Below is exactly what he wrote :

"As a former powerlifter, it was tough for me to give up on traditional back squats. But as a strength and conditioning coach, it was one of the best things I've ever done.

Back pain nearly disappeared among our athletes when we switched to front squats. Along with back pain went hours of me screaming "head up, chest up!" as some of my athletes struggled with technique.

I don't even have to click through to the discussion thread to know that someone's going to tell me the back squat wouldn't be a problem for my athletes if I coached it properly. I don't disagree. But, again, I ask you to see it from my point of view. If I'm coaching 20 or 30 athletes at a time, I can't be focused on the technical nuances of the lift.

The front squat is much harder to do wrong than the back squat, which is why I use it instead of the more popular version of the exercise".

As far as I know, Boyle doesn't discourage the general fitness enthusiast to back squat. He doesn't allow the back squat for his athletes only.

spacediver
11-20-2009, 09:47 AM
Nice post r2473.


I use a wobble board regularly at the gym. I've progressed to the point where I can do one legged body weight squats for 3 reps before I lose strength/focus.

I agree that as a strength and mass building program they are no substitute for real barbell squats or lunges, on a solid surface, but perhaps there are benefits to be found if the goal is not simply strength.

I do them because they're a fun skill to develop and seem to train the mind and body in a certain way.

I'd like to believe that the skills developed can transfer into sporting applications and I really hope they don't have a detrimental effect.


Granted, in a tennis game one is never going to have to balance on one foot on a wobble board.

However, I sense that the kinesthetic awareness that is developed through such training may render neuromuscular firing patterns more efficient in other contexts.

Or perhaps the stabilizing muscle groups involved in balancing on a wobble board (one footed) can effectively strengthen the ability of the ankle to generate healthy and powerful forces against the ground when changing direction.

Of course, this is all theoretical speculation, but the 2007 study on instability training doesn't seem to reveal much about the many potential dimensions of athletic performance that can be influenced by stability training. I'll have to read that study in detail though.

r2473
11-20-2009, 10:34 AM
I think the back squat.
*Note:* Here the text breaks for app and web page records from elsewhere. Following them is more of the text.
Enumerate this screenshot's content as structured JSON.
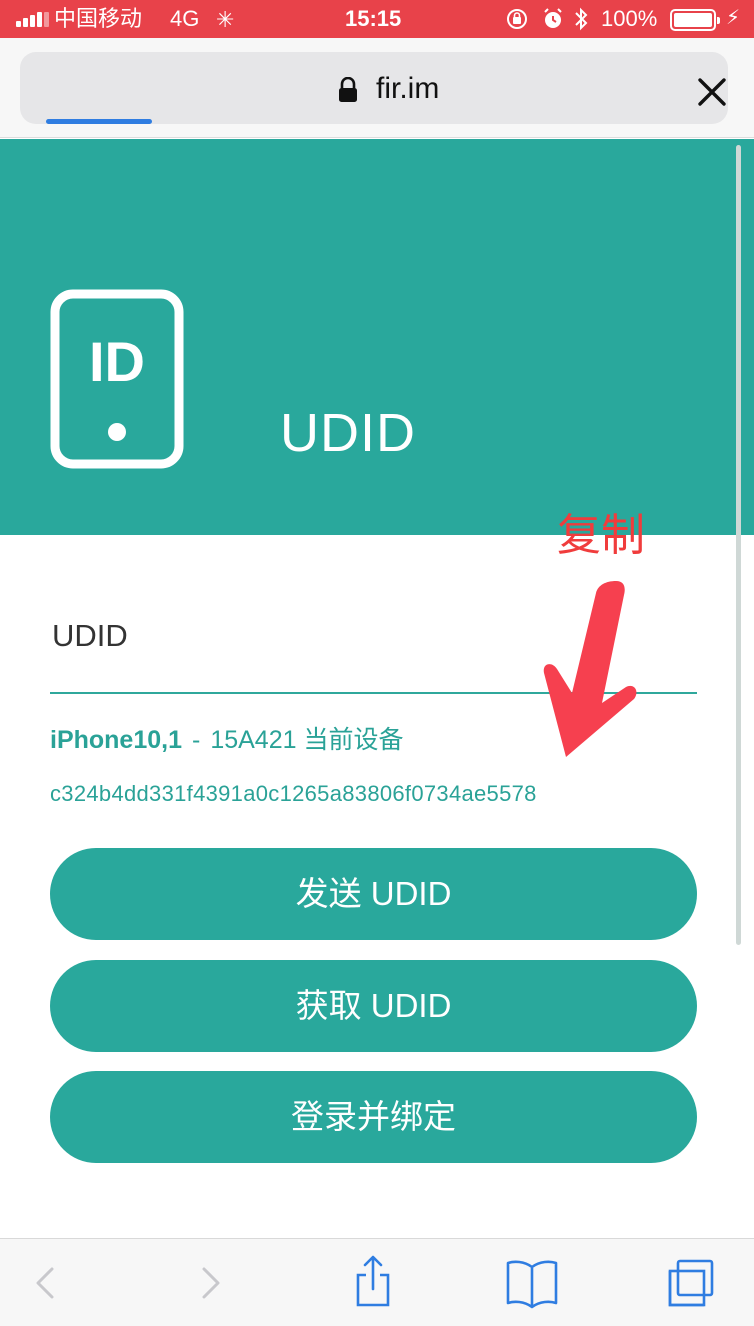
{
  "status_bar": {
    "carrier": "中国移动",
    "network": "4G",
    "time": "15:15",
    "battery_percent": "100%",
    "battery_level": 1.0
  },
  "browser": {
    "url": "fir.im",
    "page_load_progress": 0.15
  },
  "hero": {
    "icon_text": "ID",
    "title": "UDID"
  },
  "content": {
    "section_title": "UDID",
    "device_model": "iPhone10,1",
    "separator": "-",
    "device_build": "15A421 当前设备",
    "udid_value": "c324b4dd331f4391a0c1265a83806f0734ae5578"
  },
  "buttons": {
    "send": "发送 UDID",
    "get": "获取 UDID",
    "login_bind": "登录并绑定"
  },
  "annotation": {
    "text": "复制"
  },
  "colors": {
    "accent_teal": "#29a89c",
    "status_bar_red": "#e8424a",
    "annotation_red": "#f03c3c",
    "ios_blue": "#2f7de1"
  },
  "icons": {
    "lock": "lock-icon",
    "close": "close-icon",
    "back": "chevron-left-icon",
    "forward": "chevron-right-icon",
    "share": "share-icon",
    "bookmarks": "book-icon",
    "tabs": "tabs-icon"
  }
}
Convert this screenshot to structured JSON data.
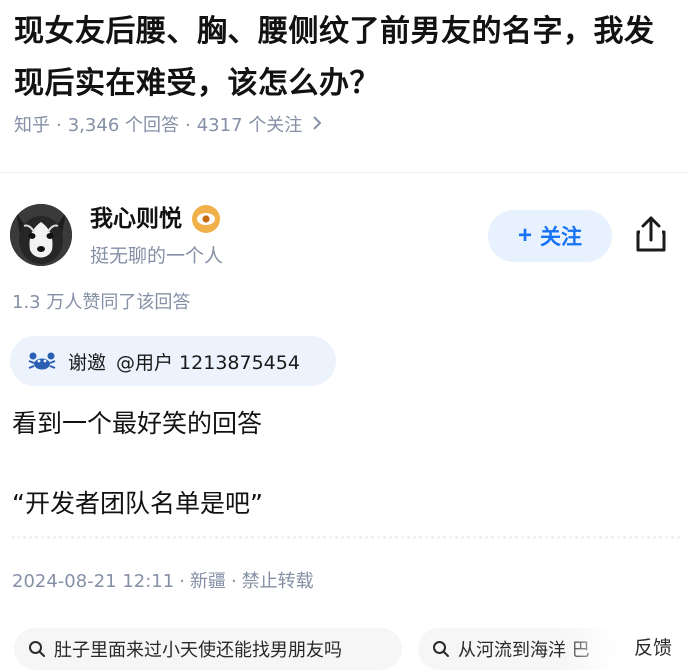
{
  "question": {
    "title": "现女友后腰、胸、腰侧纹了前男友的名字，我发现后实在难受，该怎么办？",
    "source": "知乎",
    "answers_count": "3,346 个回答",
    "followers_count": "4317 个关注",
    "separator": "·"
  },
  "author": {
    "name": "我心则悦",
    "bio": "挺无聊的一个人",
    "follow_label": "关注",
    "badge_icon": "eye-badge-icon",
    "avatar_icon": "husky-dog-avatar"
  },
  "answer": {
    "upvote_info": "1.3 万人赞同了该回答",
    "invite_label": "谢邀",
    "invite_user": "@用户 1213875454",
    "line1": "看到一个最好笑的回答",
    "line2": "“开发者团队名单是吧”",
    "date": "2024-08-21 12:11",
    "location": "新疆",
    "repost": "禁止转载",
    "separator": "·"
  },
  "related_searches": [
    {
      "text": "肚子里面来过小天使还能找男朋友吗"
    },
    {
      "text": "从河流到海洋 巴"
    }
  ],
  "feedback_label": "反馈",
  "colors": {
    "accent": "#1772f6",
    "muted": "#8590a6",
    "chip_bg": "#e8f1fe"
  }
}
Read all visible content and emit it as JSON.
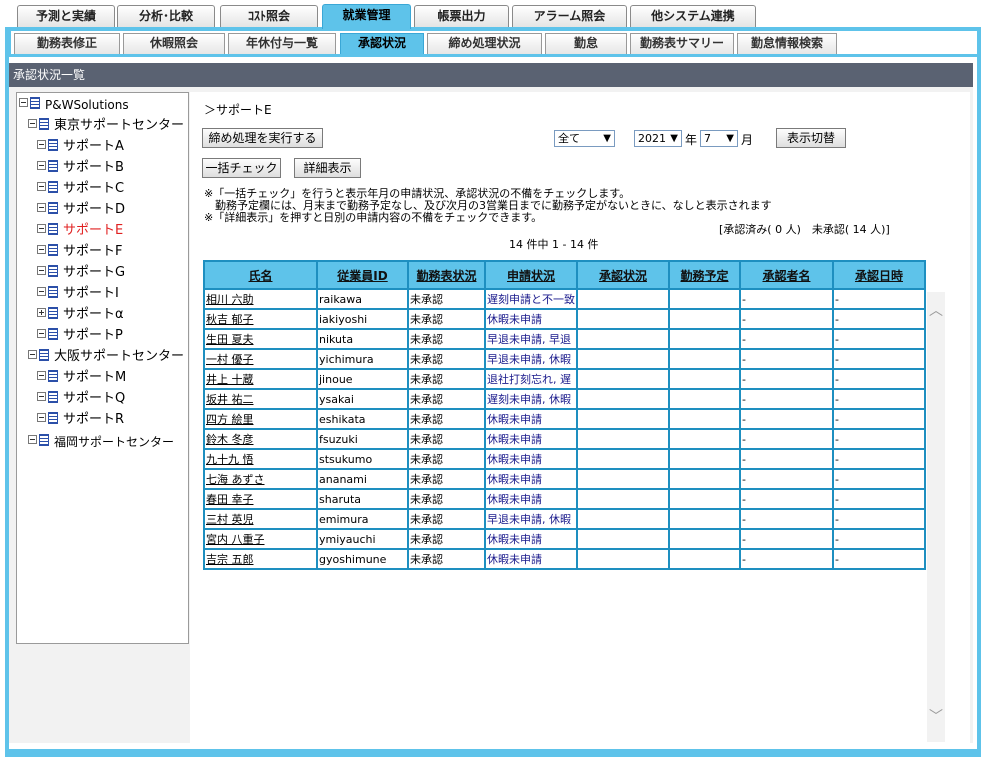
{
  "main_tabs": [
    {
      "label": "予測と実績"
    },
    {
      "label": "分析･比較"
    },
    {
      "label": "ｺｽﾄ照会"
    },
    {
      "label": "就業管理"
    },
    {
      "label": "帳票出力"
    },
    {
      "label": "アラーム照会"
    },
    {
      "label": "他システム連携"
    }
  ],
  "sub_tabs": [
    {
      "label": "勤務表修正"
    },
    {
      "label": "休暇照会"
    },
    {
      "label": "年休付与一覧"
    },
    {
      "label": "承認状況"
    },
    {
      "label": "締め処理状況"
    },
    {
      "label": "勤怠"
    },
    {
      "label": "勤務表サマリー"
    },
    {
      "label": "勤怠情報検索"
    }
  ],
  "page_title": "承認状況一覧",
  "tree": {
    "root": "P&WSolutions",
    "groups": [
      {
        "label": "東京サポートセンター"
      },
      {
        "label": "大阪サポートセンター"
      },
      {
        "label": "福岡サポートセンター"
      }
    ],
    "tokyo_children": [
      "サポートA",
      "サポートB",
      "サポートC",
      "サポートD",
      "サポートE",
      "サポートF",
      "サポートG",
      "サポートI",
      "サポートα",
      "サポートP"
    ],
    "osaka_children": [
      "サポートM",
      "サポートQ",
      "サポートR"
    ],
    "selected": "サポートE"
  },
  "breadcrumb": "＞サポートE",
  "toolbar": {
    "close_button": "締め処理を実行する",
    "check_all_button": "一括チェック",
    "detail_button": "詳細表示",
    "filter_value": "全て",
    "year_value": "2021",
    "year_suffix": "年",
    "month_value": "7",
    "month_suffix": "月",
    "toggle_button": "表示切替"
  },
  "notes": {
    "line1": "※「一括チェック」を行うと表示年月の申請状況、承認状況の不備をチェックします。",
    "line2": "　勤務予定欄には、月末まで勤務予定なし、及び次月の3営業日までに勤務予定がないときに、なしと表示されます",
    "line3": "※「詳細表示」を押すと日別の申請内容の不備をチェックできます。"
  },
  "summary": "[承認済み( 0 人)　未承認( 14 人)]",
  "count_text": "14 件中 1 - 14 件",
  "table": {
    "headers": [
      "氏名",
      "従業員ID",
      "勤務表状況",
      "申請状況",
      "承認状況",
      "勤務予定",
      "承認者名",
      "承認日時"
    ],
    "rows": [
      [
        "相川 六助",
        "raikawa",
        "未承認",
        "遅刻申請と不一致",
        "",
        "",
        "-",
        "-"
      ],
      [
        "秋吉 郁子",
        "iakiyoshi",
        "未承認",
        "休暇未申請",
        "",
        "",
        "-",
        "-"
      ],
      [
        "生田 夏夫",
        "nikuta",
        "未承認",
        "早退未申請, 早退",
        "",
        "",
        "-",
        "-"
      ],
      [
        "一村 優子",
        "yichimura",
        "未承認",
        "早退未申請, 休暇",
        "",
        "",
        "-",
        "-"
      ],
      [
        "井上 十蔵",
        "jinoue",
        "未承認",
        "退社打刻忘れ, 遅",
        "",
        "",
        "-",
        "-"
      ],
      [
        "坂井 祐二",
        "ysakai",
        "未承認",
        "遅刻未申請, 休暇",
        "",
        "",
        "-",
        "-"
      ],
      [
        "四方 絵里",
        "eshikata",
        "未承認",
        "休暇未申請",
        "",
        "",
        "-",
        "-"
      ],
      [
        "鈴木 冬彦",
        "fsuzuki",
        "未承認",
        "休暇未申請",
        "",
        "",
        "-",
        "-"
      ],
      [
        "九十九 悟",
        "stsukumo",
        "未承認",
        "休暇未申請",
        "",
        "",
        "-",
        "-"
      ],
      [
        "七海 あずさ",
        "ananami",
        "未承認",
        "休暇未申請",
        "",
        "",
        "-",
        "-"
      ],
      [
        "春田 幸子",
        "sharuta",
        "未承認",
        "休暇未申請",
        "",
        "",
        "-",
        "-"
      ],
      [
        "三村 英児",
        "emimura",
        "未承認",
        "早退未申請, 休暇",
        "",
        "",
        "-",
        "-"
      ],
      [
        "宮内 八重子",
        "ymiyauchi",
        "未承認",
        "休暇未申請",
        "",
        "",
        "-",
        "-"
      ],
      [
        "吉宗 五郎",
        "gyoshimune",
        "未承認",
        "休暇未申請",
        "",
        "",
        "-",
        "-"
      ]
    ]
  }
}
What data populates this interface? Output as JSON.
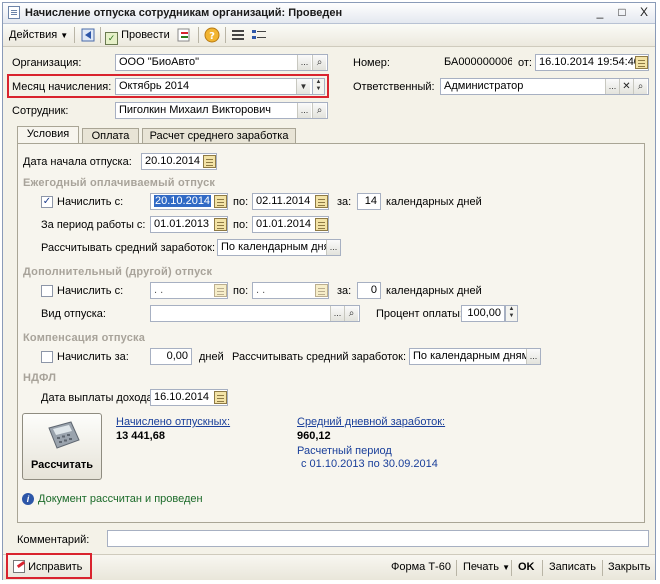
{
  "window": {
    "title": "Начисление отпуска сотрудникам организаций: Проведен",
    "controls": [
      "_",
      "□",
      "X"
    ]
  },
  "toolbar": {
    "actions_label": "Действия",
    "post_label": "Провести"
  },
  "header": {
    "organization_label": "Организация:",
    "organization_value": "ООО \"БиоАвто\"",
    "number_label": "Номер:",
    "number_value": "БА000000006",
    "from_label": "от:",
    "date_value": "16.10.2014 19:54:40",
    "month_label": "Месяц начисления:",
    "month_value": "Октябрь 2014",
    "responsible_label": "Ответственный:",
    "responsible_value": "Администратор",
    "employee_label": "Сотрудник:",
    "employee_value": "Пиголкин Михаил Викторович"
  },
  "tabs": [
    {
      "label": "Условия",
      "active": true
    },
    {
      "label": "Оплата",
      "active": false
    },
    {
      "label": "Расчет среднего заработка",
      "active": false
    }
  ],
  "conditions": {
    "start_date_label": "Дата начала отпуска:",
    "start_date_value": "20.10.2014",
    "annual": {
      "section_title": "Ежегодный оплачиваемый отпуск",
      "accrue_label": "Начислить с:",
      "accrue_checked": true,
      "from_value": "20.10.2014",
      "to_label": "по:",
      "to_value": "02.11.2014",
      "days_label": "за:",
      "days_value": "14",
      "days_suffix": "календарных дней",
      "period_label": "За период работы с:",
      "period_from": "01.01.2013",
      "period_to_label": "по:",
      "period_to": "01.01.2014",
      "avg_label": "Рассчитывать средний заработок:",
      "avg_value": "По календарным дня"
    },
    "additional": {
      "section_title": "Дополнительный (другой) отпуск",
      "accrue_label": "Начислить с:",
      "accrue_checked": false,
      "from_value": " . .",
      "to_label": "по:",
      "to_value": " . .",
      "days_label": "за:",
      "days_value": "0",
      "days_suffix": "календарных дней",
      "kind_label": "Вид отпуска:",
      "kind_value": "",
      "percent_label": "Процент оплаты:",
      "percent_value": "100,00"
    },
    "compensation": {
      "section_title": "Компенсация отпуска",
      "accrue_label": "Начислить за:",
      "accrue_checked": false,
      "days_value": "0,00",
      "days_suffix": "дней",
      "avg_label": "Рассчитывать средний заработок:",
      "avg_value": "По календарным дням"
    },
    "ndfl": {
      "section_title": "НДФЛ",
      "payout_label": "Дата выплаты дохода:",
      "payout_value": "16.10.2014"
    },
    "calc_button_label": "Рассчитать",
    "accrued_label": "Начислено отпускных:",
    "accrued_value": "13 441,68",
    "avg_daily_label": "Средний дневной заработок:",
    "avg_daily_value": "960,12",
    "period_caption": "Расчетный период",
    "period_range": "с 01.10.2013 по 30.09.2014"
  },
  "status": {
    "text": "Документ рассчитан и проведен"
  },
  "comment": {
    "label": "Комментарий:",
    "value": ""
  },
  "footer": {
    "fix_label": "Исправить",
    "form_label": "Форма Т-60",
    "print_label": "Печать",
    "ok_label": "OK",
    "save_label": "Записать",
    "close_label": "Закрыть"
  },
  "colors": {
    "highlight_border": "#d9232e",
    "link": "#1a3f9a",
    "section_gray": "#a8a39a"
  }
}
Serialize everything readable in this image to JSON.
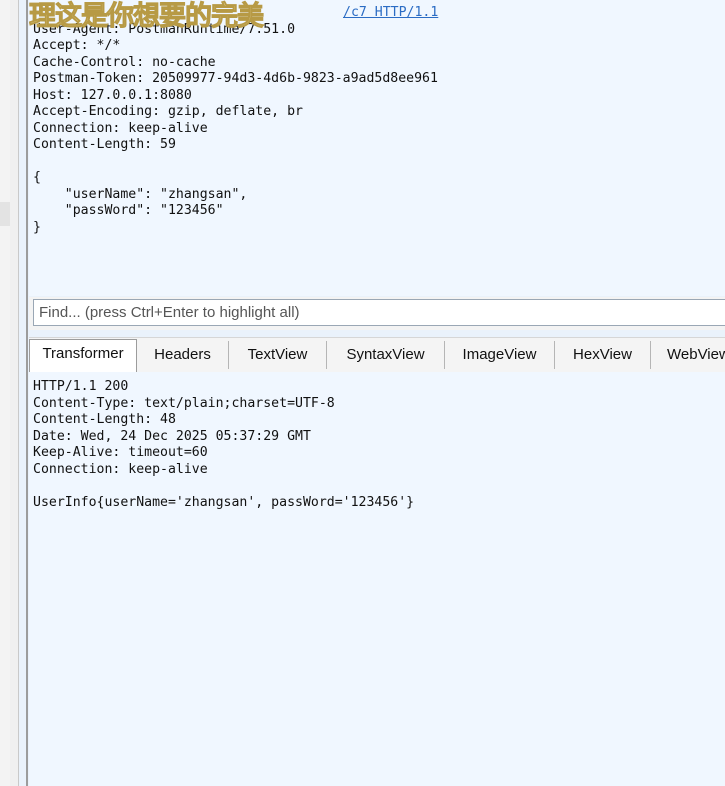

He didnt like the pressure it put on the lower back I believe. I disagree with him on it. If the form is good the athlete shouldnt hurt there lower back so I kinda had a reaction like topaz of wtf.

The lower back is almost certain to be the weak point in the back squat. It certainly is for me. I have never injured my lower back, but it certainly "fails" before my legs do.

But, I don't think this should be a reason to stop doing back squats.

Spacediver, I love doing pistols. I have worked up to 2 sets of 10 with each leg. (Won't be trying them on a wobble board however......unless there are girls watching as someone said in an earlier post :)).

spacediver
11-20-2009, 10:58 AM
ah, the version I do is opposite to the pistol squat. The non squatting leg goes behind me, and my range of motion isn't nearly as full as a full pistol squat.

I didn't know those were called pistol squats, but I was intending to learn them in the near future (first on solid ground then on wobble board).

r2473
11-20-2009, 11:14 AM
^^It took me a year to work up to that level. For the first X months, I had to hold on to the side of the squat rack for support and assistance.

maverick66
11-20-2009, 11:16 AM
I don't even have to click through to the discussion thread to know that someone's going to tell me the back squat wouldn't be a problem for my athletes if I coached it properly. I don't disagree. But, again, I ask you to see it from my point of view. If I'm coaching 20 or 30 athletes at a time, I can't be focused on the technical nuances of the lift.


didnt read the article. I just got sent the video. He admitted in the video that he was gonna ripped on but I don't remember him talking about that he liked the move just couldn't be bothered to teach it. I still disagree with him in scraping the move all together. Its one the best strength building moves out there.